energy-saving-tipsHow to use less electricity Money-saving tips


Use our tips to save money on your energy bills
Using less energy isn’t just better for the environment – it will save you money. The average household could save between £150 and £300 per year by installing energy-efficient measures, according to The Energy Saving Trust.

How much money can I save?
Even without buying new energy-efficient appliances, changing the way you use them can save you quite a lot. For example, tumble drying clothes can cost up to £131 per year if your machine isn’t particularly efficient. You can cut this by following some simple energy-saving tumble drying tips.

Leaving all your appliances in standby costs the average UK household £35 a year, according to the Energy Saving Trust. Although new models are much more energy efficient, remember to unplug older inefficient equipment to cut this down. See our home entertainment page for more information.

Replacing energy-guzzling traditional light bulbs with new energy saving equivalents will add to your savings.

Monitoring how much electricity you use and making sure you are getting the best deal are also effective ways to help you cut back.

Compare energy suppliers to the best energy deal
To make sure you’re not losing money by paying more than you have to for gas and electricity, use our switching service Which? Switch to compare prices.

Saving: The average annual saving using Which? Switch is £217.
energy saving bulb 146

Use low-energy light bulbs
Changing traditional light bulbs to energy-saving equivalents can make a big difference to your bills. Since September 2012, shops can no longer sell traditional incandescent bulbs for household use, but many homes still use them. Traditional bulbs last for an average of one year but energy-saving bulbs can last up to 10 years. Some LED bulbs can even last 25 years. Discover the best and worst energy-saving light bulbs in our reviews section.

Traditional 40W, 60W and 100W bulbs have equivalent low-energy versions which are rated approximately 8W, 10W and 15-20W respectively. By replacing a 40W traditional bulb with an 8W low-energy one, you have immediately cut your lighting electricity use by 20%.

Lighting your home accounts for 18% of the average person’s electricity bill so it’s easy to see how savings can add up. Find out more in our guide to saving money with low-energy light bulbs.

Saving: For each light bulb replaced with an energy-saving equivalent you can save around £3 per year, or £55 over the life of the bulb, according to the Energy Saving Trust.
Also, remember to turn off lights in rooms you are not using. Turning off a light for a few seconds will save more energy than it takes the light to turn on again.

Monitor your electricity use
An energy monitor is a small simple gadget that estimates in real time how much energy you’re using in your home. It shows how different appliances affect your consumption and, ideally, how you could cut your bills.

Read about the best and worst models and how they could save you money in our energy monitor reviews.

Saving: An energy monitor won’t save you electricity itself but it will show where you could make savings and let you see the impact when you change your habits.
array of solar PV panels
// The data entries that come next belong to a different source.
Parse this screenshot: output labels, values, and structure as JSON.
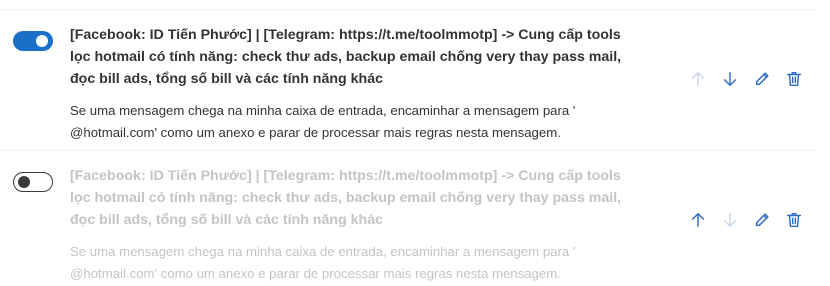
{
  "rules": [
    {
      "enabled": true,
      "title": "[Facebook: ID Tiến Phước] | [Telegram: https://t.me/toolmmotp] -> Cung cấp tools lọc hotmail có tính năng: check thư ads, backup email chống very thay pass mail, đọc bill ads, tổng số bill và các tính năng khác",
      "description": "Se uma mensagem chega na minha caixa de entrada, encaminhar a mensagem para ' @hotmail.com' como um anexo e parar de processar mais regras nesta mensagem.",
      "actions": {
        "move_up": "arrow-up-icon",
        "move_down": "arrow-down-icon",
        "edit": "pencil-icon",
        "delete": "trash-icon"
      }
    },
    {
      "enabled": false,
      "title": "[Facebook: ID Tiến Phước] | [Telegram: https://t.me/toolmmotp] -> Cung cấp tools lọc hotmail có tính năng: check thư ads, backup email chống very thay pass mail, đọc bill ads, tổng số bill và các tính năng khác",
      "description": "Se uma mensagem chega na minha caixa de entrada, encaminhar a mensagem para ' @hotmail.com' como um anexo e parar de processar mais regras nesta mensagem.",
      "actions": {
        "move_up": "arrow-up-icon",
        "move_down": "arrow-down-icon",
        "edit": "pencil-icon",
        "delete": "trash-icon"
      }
    }
  ],
  "colors": {
    "accent": "#1a6fc7",
    "icon_active": "#2f6cc0",
    "icon_disabled": "#c9d7ea",
    "text": "#333333",
    "text_disabled": "#c4c4c4"
  }
}
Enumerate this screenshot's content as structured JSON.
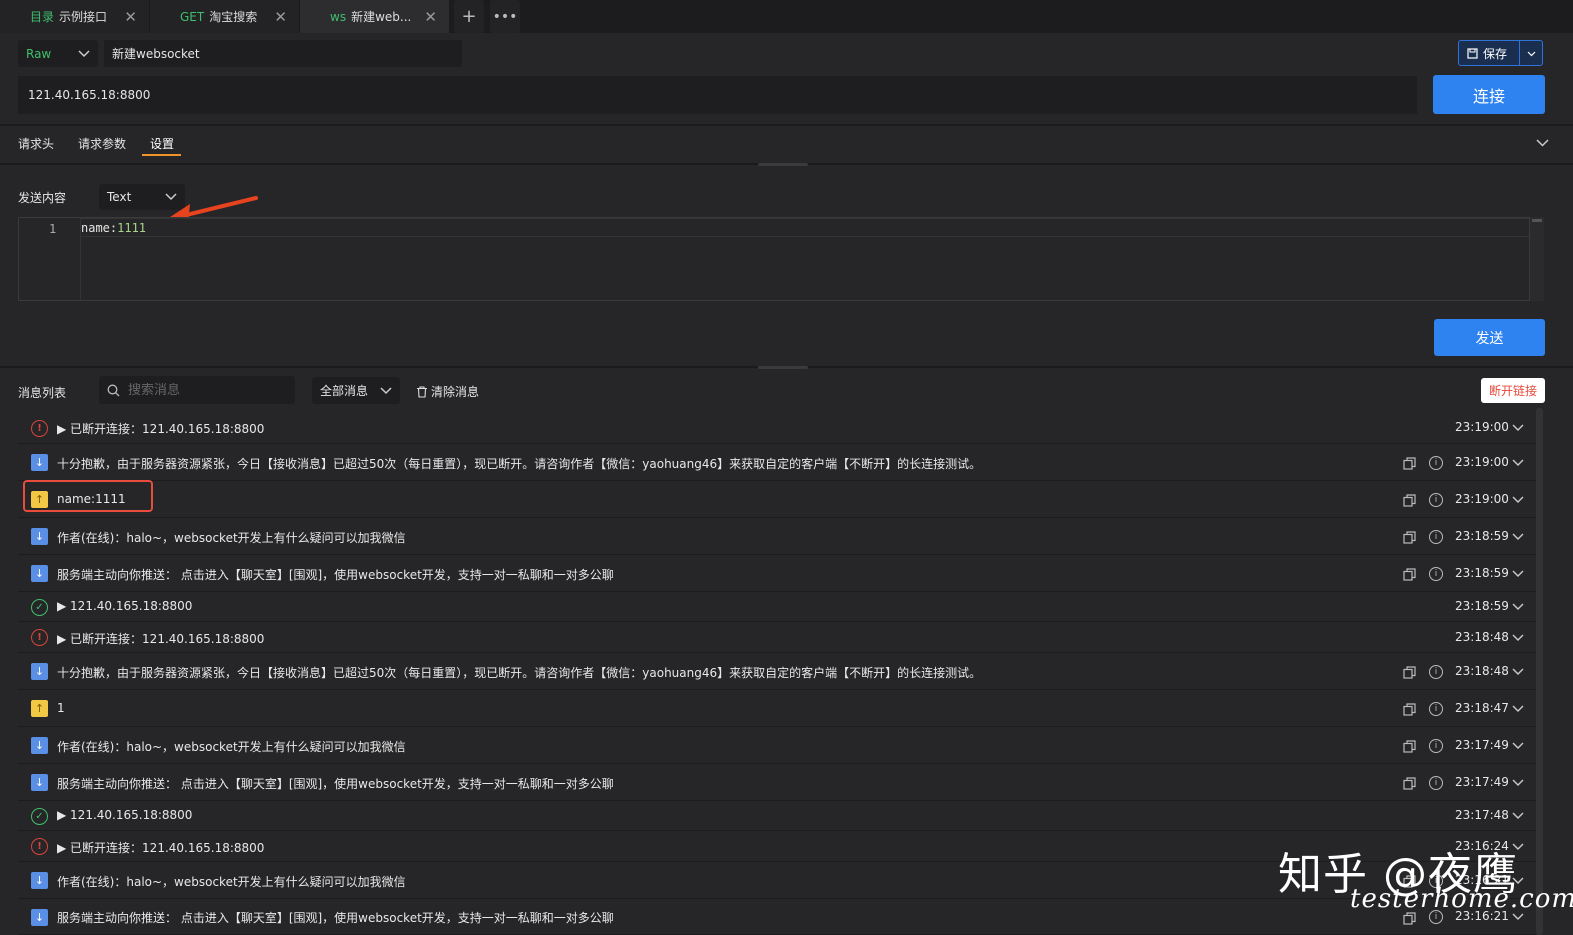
{
  "tabs": [
    {
      "method": "目录",
      "method_color": "#3fbf6b",
      "name": "示例接口",
      "active": false
    },
    {
      "method": "GET",
      "method_color": "#3fbf6b",
      "name": "淘宝搜索",
      "active": false
    },
    {
      "method": "ws",
      "method_color": "#3fbf6b",
      "name": "新建web...",
      "active": true
    }
  ],
  "toolbar": {
    "mode": "Raw",
    "name_value": "新建websocket",
    "save_label": "保存",
    "url_value": "121.40.165.18:8800",
    "connect_label": "连接"
  },
  "subtabs": [
    "请求头",
    "请求参数",
    "设置"
  ],
  "send": {
    "label": "发送内容",
    "type": "Text",
    "line_number": "1",
    "code_key": "name:",
    "code_val": "1111",
    "send_label": "发送"
  },
  "list": {
    "label": "消息列表",
    "search_placeholder": "搜索消息",
    "filter": "全部消息",
    "clear_label": "清除消息",
    "disconnect_label": "断开链接"
  },
  "messages": [
    {
      "type": "err",
      "text": "▶ 已断开连接：121.40.165.18:8800",
      "time": "23:19:00",
      "actions": false
    },
    {
      "type": "down",
      "text": "十分抱歉，由于服务器资源紧张，今日【接收消息】已超过50次（每日重置），现已断开。请咨询作者【微信：yaohuang46】来获取自定的客户端【不断开】的长连接测试。",
      "time": "23:19:00",
      "actions": true
    },
    {
      "type": "up",
      "text": "name:1111",
      "time": "23:19:00",
      "actions": true
    },
    {
      "type": "down",
      "text": "作者(在线)：halo~，websocket开发上有什么疑问可以加我微信",
      "time": "23:18:59",
      "actions": true
    },
    {
      "type": "down",
      "text": "服务端主动向你推送： 点击进入【聊天室】[围观]，使用websocket开发，支持一对一私聊和一对多公聊",
      "time": "23:18:59",
      "actions": true
    },
    {
      "type": "ok",
      "text": "▶ 121.40.165.18:8800",
      "time": "23:18:59",
      "actions": false
    },
    {
      "type": "err",
      "text": "▶ 已断开连接：121.40.165.18:8800",
      "time": "23:18:48",
      "actions": false
    },
    {
      "type": "down",
      "text": "十分抱歉，由于服务器资源紧张，今日【接收消息】已超过50次（每日重置），现已断开。请咨询作者【微信：yaohuang46】来获取自定的客户端【不断开】的长连接测试。",
      "time": "23:18:48",
      "actions": true
    },
    {
      "type": "up",
      "text": "1",
      "time": "23:18:47",
      "actions": true
    },
    {
      "type": "down",
      "text": "作者(在线)：halo~，websocket开发上有什么疑问可以加我微信",
      "time": "23:17:49",
      "actions": true
    },
    {
      "type": "down",
      "text": "服务端主动向你推送： 点击进入【聊天室】[围观]，使用websocket开发，支持一对一私聊和一对多公聊",
      "time": "23:17:49",
      "actions": true
    },
    {
      "type": "ok",
      "text": "▶ 121.40.165.18:8800",
      "time": "23:17:48",
      "actions": false
    },
    {
      "type": "err",
      "text": "▶ 已断开连接：121.40.165.18:8800",
      "time": "23:16:24",
      "actions": false
    },
    {
      "type": "down",
      "text": "作者(在线)：halo~，websocket开发上有什么疑问可以加我微信",
      "time": "23:16:21",
      "actions": true
    },
    {
      "type": "down",
      "text": "服务端主动向你推送： 点击进入【聊天室】[围观]，使用websocket开发，支持一对一私聊和一对多公聊",
      "time": "23:16:21",
      "actions": true
    }
  ],
  "icons": {
    "err": "error-circle-icon",
    "ok": "check-circle-icon",
    "down": "arrow-down-icon",
    "up": "arrow-up-icon"
  },
  "watermark": {
    "line1": "知乎 @夜鹰",
    "line2": "testerhome.com"
  }
}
Make your own electricity
Though it takes time to recoup the installation cost, if you want to go the extra mile for energy efficiency, you could try producing your own electricity. Solar panels can generate electricity (solar PV panels) or, for a much lower initial cost, just help you heat water (solar thermal panels) – this can slash your water heating bill by a third. Find out whether solar panels are a good investment for you in our solar panel guide.

A financial incentive, the Feed-in Tariff, pays you to generate electricity using solar PV panels. You could make around £12,000 over 20 years (although you should take into account repaying the cost of buying the panels which could be around £7,600) .

Small domestic wind turbines are much cheaper to install; around £2,000 (1kW roof-mounted turbine) so have shorter payback periods than solar panels. The average wind speed around your house is key to how your small domestic turbine will perform. For most people in the UK, it won’t be worth it. Find out more in our wind turbine guide.

Saving: An average solar PV installation (3.5kWp costing £7,600) positioned on an optimum roof could save £82 on energy bills annually and earn £518 in tariffs.
Other ways to save
Buy energy-efficient appliances. Up front cost should not be the only factor to consider when you buy a new TV, fridge or tumble dryer. The annual running cost of appliances varies a lot and choosing the least efficient models could leave you hundreds of pounds poorer every year. For example, our tests reveal that tumble dryers can vary between £38 and £131 to run for one year.

Saving: Up to £93 per year
Unplug your gadget chargers when you’re not using them. If a charger feels warm when it’s plugged in but not attached to a device, it’s still using energy.

Saving It costs less than a penny to charge a phone for eight hours, but unplugging the charger when not in use could make a big environmental impact if everyone does it.